The following University of Idaho research centers also offer outstanding hands-on experiences:
Breakthroughs & Discoveries
Our faculty research efforts have led to several practical outcomes that benefit the profession and the public. Below are a few examples:
Controller Interface Device
The Controller Interface Device (CID), developed by students and faculty in the National Institute for Advanced Transportation Technology (NIATT) in response to a challenge from the Federal Highway Administration, integrates traffic signal controller hardware directly into the traffic simulation process. This simulation environment, known as hardware in the loop simulation, is also an integral part of NIATT's annual Traffic Signal Summer Workshop, a weeklong immersion that has attracted more than 70 students from around the U.S. to learn about traffic signal operations in a hands-on, laboratory environment. NIATT has been a national leader in developing traffic simulation technologies that have been used by more than 40 research, governmental and consulting organizations around the U.S. For more information, contact Professor Michael Kyte.
WINFLEX is flexible pavement design software used to design asphalt overlay for pavements. The latest 2006 version was developed through research sponsored by the Idaho Transportation Department (ITD). The software is based on modern mechanistic-empirical design principals. The software is currently implemented in the ITD pavement design manual. Using this software leads to more accurate assessment of the overlay design and performance, which leads to significant savings in the construction of overlays. For more information and to get a copy of the software, contact Professor Fouad Bayomy.

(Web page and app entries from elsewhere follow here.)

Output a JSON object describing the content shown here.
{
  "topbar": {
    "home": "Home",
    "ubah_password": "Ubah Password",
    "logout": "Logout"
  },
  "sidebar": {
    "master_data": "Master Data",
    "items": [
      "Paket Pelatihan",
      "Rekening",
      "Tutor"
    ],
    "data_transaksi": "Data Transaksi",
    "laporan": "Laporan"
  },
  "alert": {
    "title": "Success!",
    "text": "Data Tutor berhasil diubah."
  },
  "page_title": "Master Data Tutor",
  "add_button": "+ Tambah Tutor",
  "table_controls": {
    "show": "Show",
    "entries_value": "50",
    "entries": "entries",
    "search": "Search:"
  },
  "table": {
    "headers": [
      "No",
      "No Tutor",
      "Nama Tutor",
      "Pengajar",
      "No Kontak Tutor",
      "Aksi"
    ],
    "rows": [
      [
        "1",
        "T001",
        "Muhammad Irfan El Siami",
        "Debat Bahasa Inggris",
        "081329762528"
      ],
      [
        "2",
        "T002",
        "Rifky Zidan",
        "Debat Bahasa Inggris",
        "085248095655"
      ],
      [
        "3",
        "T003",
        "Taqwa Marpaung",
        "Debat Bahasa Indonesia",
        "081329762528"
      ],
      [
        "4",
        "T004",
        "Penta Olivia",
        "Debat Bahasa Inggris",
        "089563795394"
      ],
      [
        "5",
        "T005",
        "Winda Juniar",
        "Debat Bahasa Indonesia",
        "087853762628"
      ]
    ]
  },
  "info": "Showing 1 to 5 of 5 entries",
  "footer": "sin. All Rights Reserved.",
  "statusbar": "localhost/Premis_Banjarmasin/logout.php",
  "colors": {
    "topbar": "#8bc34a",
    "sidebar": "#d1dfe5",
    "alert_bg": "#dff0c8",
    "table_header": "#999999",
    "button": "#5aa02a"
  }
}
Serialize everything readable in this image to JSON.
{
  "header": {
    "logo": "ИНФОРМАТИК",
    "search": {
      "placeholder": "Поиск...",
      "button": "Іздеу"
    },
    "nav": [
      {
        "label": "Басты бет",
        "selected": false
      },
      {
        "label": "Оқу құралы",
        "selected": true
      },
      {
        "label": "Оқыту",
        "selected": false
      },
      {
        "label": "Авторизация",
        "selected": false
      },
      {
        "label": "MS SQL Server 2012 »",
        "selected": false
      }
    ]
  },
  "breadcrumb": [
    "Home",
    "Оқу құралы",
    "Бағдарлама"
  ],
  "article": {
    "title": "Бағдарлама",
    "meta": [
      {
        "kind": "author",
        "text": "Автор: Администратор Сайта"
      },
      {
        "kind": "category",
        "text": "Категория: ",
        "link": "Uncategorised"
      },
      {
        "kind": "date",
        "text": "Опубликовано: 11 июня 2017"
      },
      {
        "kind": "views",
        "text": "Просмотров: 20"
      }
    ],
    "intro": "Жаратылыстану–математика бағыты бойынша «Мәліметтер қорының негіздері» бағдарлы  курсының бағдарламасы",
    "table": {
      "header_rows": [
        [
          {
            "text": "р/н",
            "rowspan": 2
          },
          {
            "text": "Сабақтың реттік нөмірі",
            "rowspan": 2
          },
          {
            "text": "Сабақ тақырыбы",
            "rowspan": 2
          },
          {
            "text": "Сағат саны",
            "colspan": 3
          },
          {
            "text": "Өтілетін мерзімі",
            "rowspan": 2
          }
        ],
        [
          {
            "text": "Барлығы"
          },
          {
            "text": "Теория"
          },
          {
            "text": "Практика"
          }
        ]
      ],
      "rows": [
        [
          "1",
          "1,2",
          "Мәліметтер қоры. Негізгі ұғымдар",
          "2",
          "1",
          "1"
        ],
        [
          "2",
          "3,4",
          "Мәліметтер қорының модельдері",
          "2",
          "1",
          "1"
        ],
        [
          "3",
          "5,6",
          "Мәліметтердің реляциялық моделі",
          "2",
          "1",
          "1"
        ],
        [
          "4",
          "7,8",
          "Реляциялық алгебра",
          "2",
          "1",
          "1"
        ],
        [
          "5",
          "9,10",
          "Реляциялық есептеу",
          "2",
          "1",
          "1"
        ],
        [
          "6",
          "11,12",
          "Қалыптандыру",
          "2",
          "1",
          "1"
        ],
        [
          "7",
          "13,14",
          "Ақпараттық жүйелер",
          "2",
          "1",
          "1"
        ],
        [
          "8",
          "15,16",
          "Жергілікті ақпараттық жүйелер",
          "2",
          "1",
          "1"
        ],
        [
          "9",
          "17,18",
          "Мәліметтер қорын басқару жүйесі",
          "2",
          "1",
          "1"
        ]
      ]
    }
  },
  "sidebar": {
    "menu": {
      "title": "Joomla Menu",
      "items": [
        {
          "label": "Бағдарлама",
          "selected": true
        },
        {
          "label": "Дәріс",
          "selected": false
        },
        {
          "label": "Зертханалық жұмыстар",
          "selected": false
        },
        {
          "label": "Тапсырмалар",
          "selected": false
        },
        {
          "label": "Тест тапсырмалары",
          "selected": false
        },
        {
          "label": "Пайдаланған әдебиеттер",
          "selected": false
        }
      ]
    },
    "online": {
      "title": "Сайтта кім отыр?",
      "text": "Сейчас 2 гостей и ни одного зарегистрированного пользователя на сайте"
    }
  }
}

Designed to augment the Superpave mix design system, gyratory stability provides a new method of measuring the performance of asphalt mixes. Developed at the University of Idaho with funds from the Idaho Transportation Department, it enables pavement and material engineers to quickly and objectively assess the performance of asphalt mixes prior to pavement construction. It requires no additional equipment and is based on information gathered during mix compaction in a gyratory compactor. For more information, contact Professor Fouad Bayomy.
METRIC is a satellite image process that produces high-resolution maps of evapotranspiration. It employs a series of algorithms describing the surface energy balance and represents the first successful operational process to derive accurate maps of the consumptive use of water over large regions. METRIC has been adopted as a standard process by the Idaho Department of Water Resources for use in water rights management, watershed water balance studies and groundwater simulation studies. It is also currently being adopted by governmental departments in Colorado, Nebraska, Wyoming, Montana, Nevada, New Mexico and Washington. For more information, contact Professor Richard G. Allen.
The University of Idaho Kimberly Research and Extension Center has developed a process called ETIdaho that calculates daily water consumption (evapotranspiration) throughout the year, including the winter, for more than 100 weather station locations in Idaho. ETIdaho employs automated algorithms for estimating plant phenology (beginning and ending of growth) for a variety of agricultural crops and natural vegetation, and simulates evaporation following rain and snow. ETIdaho constitutes the primary data set in Idaho for estimating water consumption from land surfaces. The computation process is being adapted and applied by the states of Nevada and Washington. For more information, contact Professor Richard G. Allen.